3) Stick the device in a bag of rice for a few hours. Yes, rice. Apparently it will help to remove moisture. If you want to help keep rice particles out of the insides, you can also add a few bags of silica (that stuff that comes in a jacket or purse pocket when you first buy it).

4) Try the phone first by plugging it into the wall socket without the battery, then with the battery. It might just be the battery that’s gone kaput.

Despite the fact that we did initially use a blowdryer in a panic, the phone came back to life by the end of the day, and has been working ever since. Although there’s no telling how long it will continue to function, I was amazed that it was even able to power back up after being exposed to a full night of pouring rain.

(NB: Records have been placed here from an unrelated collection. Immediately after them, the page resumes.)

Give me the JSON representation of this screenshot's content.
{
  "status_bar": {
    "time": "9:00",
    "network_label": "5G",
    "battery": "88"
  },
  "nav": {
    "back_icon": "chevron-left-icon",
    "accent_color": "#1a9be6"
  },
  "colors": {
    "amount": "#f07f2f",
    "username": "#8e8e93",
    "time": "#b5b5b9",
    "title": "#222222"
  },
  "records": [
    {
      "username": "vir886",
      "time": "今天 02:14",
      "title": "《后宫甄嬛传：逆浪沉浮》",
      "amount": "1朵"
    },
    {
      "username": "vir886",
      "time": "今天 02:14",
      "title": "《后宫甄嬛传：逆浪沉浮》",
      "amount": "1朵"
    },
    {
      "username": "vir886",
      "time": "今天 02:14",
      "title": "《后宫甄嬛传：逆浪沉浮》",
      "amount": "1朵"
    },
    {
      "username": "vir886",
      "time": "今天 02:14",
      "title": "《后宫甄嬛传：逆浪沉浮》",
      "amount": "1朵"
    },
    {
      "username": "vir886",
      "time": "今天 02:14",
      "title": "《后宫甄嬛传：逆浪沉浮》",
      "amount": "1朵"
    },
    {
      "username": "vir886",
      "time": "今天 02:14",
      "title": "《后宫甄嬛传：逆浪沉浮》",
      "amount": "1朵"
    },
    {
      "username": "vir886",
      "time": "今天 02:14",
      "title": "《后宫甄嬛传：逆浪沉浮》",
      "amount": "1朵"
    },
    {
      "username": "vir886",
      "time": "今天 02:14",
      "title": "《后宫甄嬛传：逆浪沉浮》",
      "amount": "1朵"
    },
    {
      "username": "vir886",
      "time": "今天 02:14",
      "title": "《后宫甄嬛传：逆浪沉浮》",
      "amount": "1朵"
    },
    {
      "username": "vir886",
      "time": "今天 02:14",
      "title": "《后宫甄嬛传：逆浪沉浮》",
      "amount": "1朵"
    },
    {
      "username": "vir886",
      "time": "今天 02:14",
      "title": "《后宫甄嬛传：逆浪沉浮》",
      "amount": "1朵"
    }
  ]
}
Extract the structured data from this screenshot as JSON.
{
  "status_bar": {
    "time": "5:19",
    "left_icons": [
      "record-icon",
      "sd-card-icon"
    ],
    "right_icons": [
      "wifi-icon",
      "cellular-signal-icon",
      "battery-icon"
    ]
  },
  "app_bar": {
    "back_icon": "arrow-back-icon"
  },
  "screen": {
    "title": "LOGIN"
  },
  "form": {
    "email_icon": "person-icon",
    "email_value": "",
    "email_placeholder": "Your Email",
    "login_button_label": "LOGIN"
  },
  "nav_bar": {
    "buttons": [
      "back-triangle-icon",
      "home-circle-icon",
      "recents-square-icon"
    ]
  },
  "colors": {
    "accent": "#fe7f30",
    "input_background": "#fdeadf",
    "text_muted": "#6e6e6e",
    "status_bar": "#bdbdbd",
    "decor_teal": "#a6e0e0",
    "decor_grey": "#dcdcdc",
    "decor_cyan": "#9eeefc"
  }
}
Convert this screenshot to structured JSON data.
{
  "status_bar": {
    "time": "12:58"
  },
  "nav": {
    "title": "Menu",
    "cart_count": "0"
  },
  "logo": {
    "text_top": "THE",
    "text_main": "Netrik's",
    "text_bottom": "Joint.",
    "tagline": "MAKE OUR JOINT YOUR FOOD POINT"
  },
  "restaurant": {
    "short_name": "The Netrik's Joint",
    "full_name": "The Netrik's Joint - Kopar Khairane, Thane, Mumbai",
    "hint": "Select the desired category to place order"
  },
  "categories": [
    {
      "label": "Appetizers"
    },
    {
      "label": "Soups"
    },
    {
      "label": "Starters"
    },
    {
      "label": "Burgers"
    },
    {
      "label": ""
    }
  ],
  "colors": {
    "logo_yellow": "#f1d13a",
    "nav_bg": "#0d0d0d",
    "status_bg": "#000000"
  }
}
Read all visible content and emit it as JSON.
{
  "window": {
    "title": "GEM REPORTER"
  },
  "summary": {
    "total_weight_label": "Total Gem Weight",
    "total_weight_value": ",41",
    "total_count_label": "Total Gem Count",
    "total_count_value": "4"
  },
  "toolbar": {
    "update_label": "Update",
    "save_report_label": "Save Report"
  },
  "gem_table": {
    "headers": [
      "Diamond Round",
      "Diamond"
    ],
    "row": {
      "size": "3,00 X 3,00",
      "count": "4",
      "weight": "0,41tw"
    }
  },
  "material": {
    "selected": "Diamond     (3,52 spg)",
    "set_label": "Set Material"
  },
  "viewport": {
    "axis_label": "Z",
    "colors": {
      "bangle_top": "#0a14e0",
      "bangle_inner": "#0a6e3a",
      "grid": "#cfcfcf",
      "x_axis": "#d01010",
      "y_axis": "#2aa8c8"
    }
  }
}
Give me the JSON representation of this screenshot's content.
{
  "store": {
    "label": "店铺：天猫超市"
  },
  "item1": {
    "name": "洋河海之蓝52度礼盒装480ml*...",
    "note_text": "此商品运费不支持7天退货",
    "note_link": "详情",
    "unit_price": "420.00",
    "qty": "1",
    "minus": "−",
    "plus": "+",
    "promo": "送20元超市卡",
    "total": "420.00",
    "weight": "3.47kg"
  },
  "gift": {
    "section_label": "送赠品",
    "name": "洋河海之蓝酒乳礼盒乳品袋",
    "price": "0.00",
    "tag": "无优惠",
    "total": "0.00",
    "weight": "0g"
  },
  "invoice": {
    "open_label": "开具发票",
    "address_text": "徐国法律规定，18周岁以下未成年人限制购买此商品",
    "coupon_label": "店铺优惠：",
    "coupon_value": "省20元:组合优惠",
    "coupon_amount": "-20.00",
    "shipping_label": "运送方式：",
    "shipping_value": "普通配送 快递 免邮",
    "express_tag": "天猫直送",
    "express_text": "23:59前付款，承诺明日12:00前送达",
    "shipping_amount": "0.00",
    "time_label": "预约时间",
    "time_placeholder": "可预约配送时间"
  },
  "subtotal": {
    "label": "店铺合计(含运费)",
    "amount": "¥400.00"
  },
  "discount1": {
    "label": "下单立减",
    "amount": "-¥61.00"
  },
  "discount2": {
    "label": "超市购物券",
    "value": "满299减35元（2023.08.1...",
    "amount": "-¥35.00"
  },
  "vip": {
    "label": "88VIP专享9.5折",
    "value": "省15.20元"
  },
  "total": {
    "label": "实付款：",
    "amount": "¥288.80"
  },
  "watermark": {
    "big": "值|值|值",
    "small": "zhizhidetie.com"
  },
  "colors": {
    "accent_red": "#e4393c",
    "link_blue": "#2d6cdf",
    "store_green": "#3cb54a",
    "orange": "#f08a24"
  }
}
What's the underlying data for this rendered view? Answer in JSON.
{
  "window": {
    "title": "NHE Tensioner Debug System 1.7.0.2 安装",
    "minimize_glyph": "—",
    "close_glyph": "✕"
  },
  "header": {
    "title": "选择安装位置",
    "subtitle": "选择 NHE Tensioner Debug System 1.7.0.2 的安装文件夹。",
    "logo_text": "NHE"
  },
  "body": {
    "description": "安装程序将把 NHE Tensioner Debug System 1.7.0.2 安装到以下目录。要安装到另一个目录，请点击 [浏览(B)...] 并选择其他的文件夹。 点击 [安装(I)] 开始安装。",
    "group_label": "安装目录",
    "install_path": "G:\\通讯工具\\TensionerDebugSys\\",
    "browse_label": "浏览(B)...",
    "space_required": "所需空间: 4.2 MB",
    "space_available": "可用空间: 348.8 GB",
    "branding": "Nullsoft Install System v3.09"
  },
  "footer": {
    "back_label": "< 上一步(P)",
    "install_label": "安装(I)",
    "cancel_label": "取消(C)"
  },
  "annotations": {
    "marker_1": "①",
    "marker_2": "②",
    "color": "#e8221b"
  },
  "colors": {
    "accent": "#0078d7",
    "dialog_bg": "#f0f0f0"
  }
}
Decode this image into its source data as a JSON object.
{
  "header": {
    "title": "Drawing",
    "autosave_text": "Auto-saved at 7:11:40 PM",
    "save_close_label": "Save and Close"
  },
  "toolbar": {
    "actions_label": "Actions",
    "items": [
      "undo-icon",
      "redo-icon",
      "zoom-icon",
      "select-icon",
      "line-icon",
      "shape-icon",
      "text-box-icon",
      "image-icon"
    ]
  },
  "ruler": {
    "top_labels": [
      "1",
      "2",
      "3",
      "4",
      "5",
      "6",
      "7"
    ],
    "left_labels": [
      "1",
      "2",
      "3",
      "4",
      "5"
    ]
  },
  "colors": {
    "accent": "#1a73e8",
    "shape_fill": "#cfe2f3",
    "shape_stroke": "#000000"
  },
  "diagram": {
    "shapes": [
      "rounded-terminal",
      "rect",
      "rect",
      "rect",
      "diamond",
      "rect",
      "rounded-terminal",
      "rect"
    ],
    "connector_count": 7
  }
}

Nevertheless, if these tips help to save just one device, then I’ve done my part.

people lining up for the iphone in New Jersey

iPhone Mania Hits Northern New Jersey
By Evan Koblentz
WirelessWeek – July 11, 2008

ROCKAWAY, N.J.—By 9:45 a.m., about 100 customers already were lined up near the Apple Store at the Townsquare Mall here, all hoping to purchase a new iPhone 3G which goes on sale today for $199. The line blocked several other stores and wrapped around a nearby perfume kiosk.
Many customers who already own an Apple iPhone enthusiastically wait in line for the new model. The buying process takes at least 15-20 minutes per phone and there’s plenty of inventory on hand, said David Steinruck, store manager. Then the line grew longer by another few dozen when stock ran out at an AT&T store upstairs. Most customers in queue were 30 to 50 years old and several were using their current iPhone s and laptops to stay in touch with their jobs through various Wi-Fi networks in the mall.
Approaching the long line, and talking on her first-generation iPhone , customer Raquel Hodge said she expected to wait and did not mind. Last year, her family paid $400 in termination fees to escape their old contracts using Motorola IPHONE s. “My husband and I had to have it,” she said. “We don’t care because it’s for the convenience.”
Another customer, Stephen Stetler, already downloaded the new iPhone firmware but still wanted the new hardware for its high-speed networking. He said waiting in line with fellow Apple enthusiasts is fun. “As long as it takes. I can come here tomorrow and probably walk in and walk out. But it’s the experience,” he said.
“It’s not to me a godsend of a product,” said Rod Gammon, who stood in front of Stetler in the ever-growing line. Gammon’s view of the iPhone 3G is more pragmatic. Its features save him 30 minutes each day because he can work while commuting to Manhattan. To get all of the iPhone ’s features on other phones would probably cost more, he said.

Trish Clark